With Steve still having a bum wing and no “big” races happening this week, we decided to take the week off. Of course the housework that builds up every fall when we’re travelling all weekend still didn’t get done, but that’s okay, there’s always another day!

Part I. You CAN Forget How to Ride a Bike

But I still found time for a bike-related activity this weekend: Sunday afternoon I took my bike out for the first time since my surgery. I’ve never been a prolific bike rider, I think the longest ride I’ve ever done was from Georgetown to Bethesda and back on the Capital Crescent Trail, but lately I’ve been having aspirations (delusions?) of actually become a regular bike rider, and potentially even a cross racer myself.

My bike is a basic Specialized Rockhopper hardtail mountain bike, it weighs a ton but has the girly lower top tube and was a lot less intimidating to me than a road bike when I was shopping for it a few years ago. Of course I was convinced that I would hop on the bike and immediately pedal off on a 2 hour ride before it got dark, but it was not to be, and I was very glad Steve came down to the park with me.

The first problem I had was just sheer nerves. I haven’t ridden a bike in well over a year and I had no idea what it would be like to attempt it with my prosthetic leg. Since I can only stand on tiptoe with my left foot, I’m going to have to retrain myself to have that be the one I put down when I stop. It doesn’t come easy! The other problem was that my current prosthetic makes it quite difficult to bend my knee in the full pedaling motion. We lowered the seat to make it easier for me to get on and off, but then that made my pedaling even more awkward.

So all I ended up doing was pedaling around on the grass for about 15 minutes with Steve holding onto me the entire time. I am incredibly out of shape and this alone was exhausting. But we practiced mounting and dismounting a few times, and it started to feel more natural after just a few tries, which was good.

So what’s the takeaway? Well, I have a much longer way to go than I thought. But I’m determined! I’m hoping to start riding on a regular basis either on Steve’s trainer or at a gym, and I’m going to try to get out to the park at least once a week to start feeling more comfortable in the wild. Maybe by the spring I’ll be able to graduate to a road bike, and then in the fall who knows, I may be blogging about myself in addition to my friends!

Part II. I Hear Wisconsin is LOVELY in January

It was announced last week that the 2011 National Cyclocross Championships are going to be moved to January and will take place in Madison, WI. I am pretty excited to only have to travel halfway across the country to see the big boys and gals in action. As it is, I should probably just go ahead and take all of January 2012 off work, what with the nationals and world championships both taking place that month.

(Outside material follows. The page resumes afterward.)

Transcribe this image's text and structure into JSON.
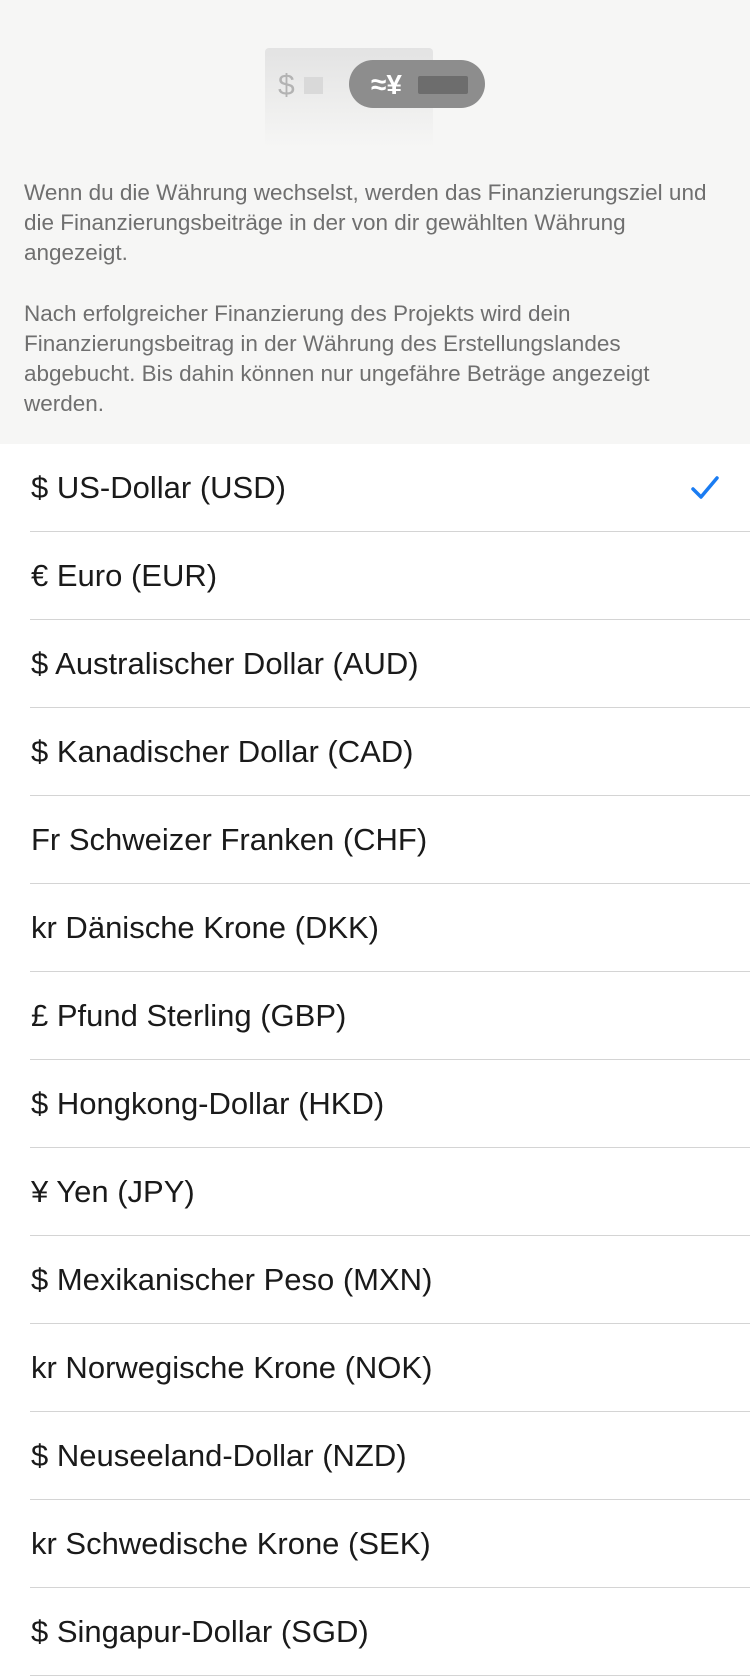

But in the meantime, I’ll be investing in plenty of fleece, down, and long underwear, and prepping for a cross-a-riffic winter next year!